____ MATERIAL TO PROCESS

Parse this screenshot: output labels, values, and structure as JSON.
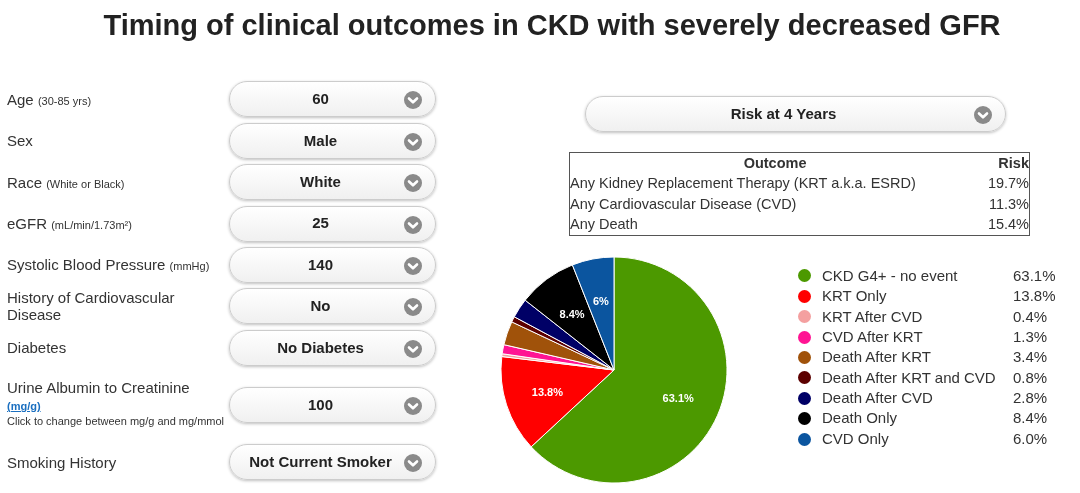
{
  "title": "Timing of clinical outcomes in CKD with severely decreased GFR",
  "inputs": [
    {
      "label": "Age",
      "hint": "(30-85 yrs)",
      "value": "60"
    },
    {
      "label": "Sex",
      "value": "Male"
    },
    {
      "label": "Race",
      "hint": "(White or Black)",
      "value": "White"
    },
    {
      "label": "eGFR",
      "hint": "(mL/min/1.73m²)",
      "value": "25"
    },
    {
      "label": "Systolic Blood Pressure",
      "hint": "(mmHg)",
      "value": "140"
    },
    {
      "label": "History of Cardiovascular Disease",
      "value": "No"
    },
    {
      "label": "Diabetes",
      "value": "No Diabetes"
    },
    {
      "label": "Urine Albumin to Creatinine",
      "unit_link": "(mg/g)",
      "note": "Click to change between mg/g and mg/mmol",
      "value": "100"
    },
    {
      "label": "Smoking History",
      "value": "Not Current Smoker"
    }
  ],
  "horizon": {
    "value": "Risk at 4 Years"
  },
  "risk_table": {
    "columns": [
      "Outcome",
      "Risk"
    ],
    "rows": [
      [
        "Any Kidney Replacement Therapy (KRT a.k.a. ESRD)",
        "19.7%"
      ],
      [
        "Any Cardiovascular Disease (CVD)",
        "11.3%"
      ],
      [
        "Any Death",
        "15.4%"
      ]
    ]
  },
  "chart_data": {
    "type": "pie",
    "categories": [
      "CKD G4+ - no event",
      "KRT Only",
      "KRT After CVD",
      "CVD After KRT",
      "Death After KRT",
      "Death After KRT and CVD",
      "Death After CVD",
      "Death Only",
      "CVD Only"
    ],
    "values": [
      63.1,
      13.8,
      0.4,
      1.3,
      3.4,
      0.8,
      2.8,
      8.4,
      6.0
    ],
    "colors": [
      "#4c9900",
      "#ff0000",
      "#f4a0a0",
      "#ff1493",
      "#a0520a",
      "#5c0000",
      "#000066",
      "#000000",
      "#0b559f"
    ],
    "value_labels": [
      "63.1%",
      "13.8%",
      null,
      null,
      null,
      null,
      null,
      "8.4%",
      "6%"
    ]
  },
  "legend": {
    "values": [
      "63.1%",
      "13.8%",
      "0.4%",
      "1.3%",
      "3.4%",
      "0.8%",
      "2.8%",
      "8.4%",
      "6.0%"
    ]
  }
}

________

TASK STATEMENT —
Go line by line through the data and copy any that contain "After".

RESPONSE —
      "KRT After CVD",
      "CVD After KRT",
      "Death After KRT",
      "Death After KRT and CVD",
      "Death After CVD",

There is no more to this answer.